MANILA - Vice President Leni Robredo on Friday said mending the Philippines' diplomatic ties with Kuwait starts with "a willingness to accept accountability and a conviction to do what is right."
In a statement, Robredo said the Philippines should "prevent further harm from being inflicted on our OFWs" in the Gulf State.
"These must start with an honest and candid acknowledgment of the crisis, a willingness to accept accountability, and a conviction to do what is right," the statement read.
Robredo called on the Department of Foreign Affairs to utilize its career diplomats to restore the two nations' possible deal for the protection of OFWs in Kuwait.
"Our DFA is privileged to have a team of professional, competent, and committed career diplomats who undoubtedly have skills, insight, and experience to help navigate this current diplomatic dilemma successfully," she said.
"The administration would do well to make full use of this invaluable resource. Together with doing what needs to be done to repair relations with Kuwait at the soonest possible time, we are hopeful that the window of opportunity to salvage the planned Memorandum of Understanding with Kuwait, which promises to provide long-term protection of our workers there, has not yet closed."

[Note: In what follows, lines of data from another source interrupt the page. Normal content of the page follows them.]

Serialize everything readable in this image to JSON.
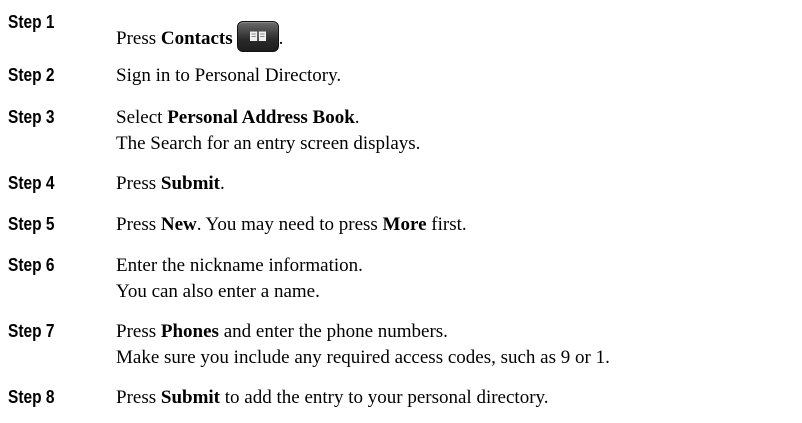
{
  "steps": [
    {
      "label": "Step 1",
      "segments": [
        {
          "text": "Press "
        },
        {
          "text": "Contacts",
          "bold": true
        }
      ],
      "button_icon": "book-icon",
      "tail": "."
    },
    {
      "label": "Step 2",
      "segments": [
        {
          "text": "Sign in to Personal Directory."
        }
      ]
    },
    {
      "label": "Step 3",
      "segments": [
        {
          "text": "Select "
        },
        {
          "text": "Personal Address Book",
          "bold": true
        },
        {
          "text": "."
        }
      ],
      "detail": "The Search for an entry screen displays."
    },
    {
      "label": "Step 4",
      "segments": [
        {
          "text": "Press "
        },
        {
          "text": "Submit",
          "bold": true
        },
        {
          "text": "."
        }
      ]
    },
    {
      "label": "Step 5",
      "segments": [
        {
          "text": "Press "
        },
        {
          "text": "New",
          "bold": true
        },
        {
          "text": ". You may need to press "
        },
        {
          "text": "More",
          "bold": true
        },
        {
          "text": " first."
        }
      ]
    },
    {
      "label": "Step 6",
      "segments": [
        {
          "text": "Enter the nickname information."
        }
      ],
      "detail": "You can also enter a name."
    },
    {
      "label": "Step 7",
      "segments": [
        {
          "text": "Press "
        },
        {
          "text": "Phones",
          "bold": true
        },
        {
          "text": " and enter the phone numbers."
        }
      ],
      "detail": "Make sure you include any required access codes, such as 9 or 1."
    },
    {
      "label": "Step 8",
      "segments": [
        {
          "text": "Press "
        },
        {
          "text": "Submit",
          "bold": true
        },
        {
          "text": " to add the entry to your personal directory."
        }
      ]
    }
  ]
}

Robredo emphasized that protecting overseas Filipino workers (OFWs) in Kuwait is of utmost importance.
"Protecting the welfare of our OFWs in Kuwait is our paramount concern. This is why we supported the deployment ban announced by the administration last February as well as the pursuance of the Memorandum of Understanding with Kuwait to protect our workers," she said.
"There is no option except to find a solution that will protect both the lives and the livelihoods of our OFWs. Our people deserve no less."
The Philippines had set the MOU with Kuwait as a condition to end its deployment ban to the Gulf state.
However, a video showing the rescue of distressed Filipino domestic workers from their employers' homes in the Gulf state surfaced and went viral online, setting off a diplomatic row.
Kuwait viewed the Philippine embassy’s rescue mission as a violation of its laws and sovereignty, prompting the expulsion of Philippine Ambassador Renato Villa and the recall of its envoy to the Philippines.
The deaths of Filipinas at the Gulf state prompted the Philippine government to ban the deployment of Filipino workers there and initiate a repatriation program for those who would like to come home.
Around 262,000 Filipinos work in Kuwait, nearly 60 percent of them domestic workers, according to the foreign ministry.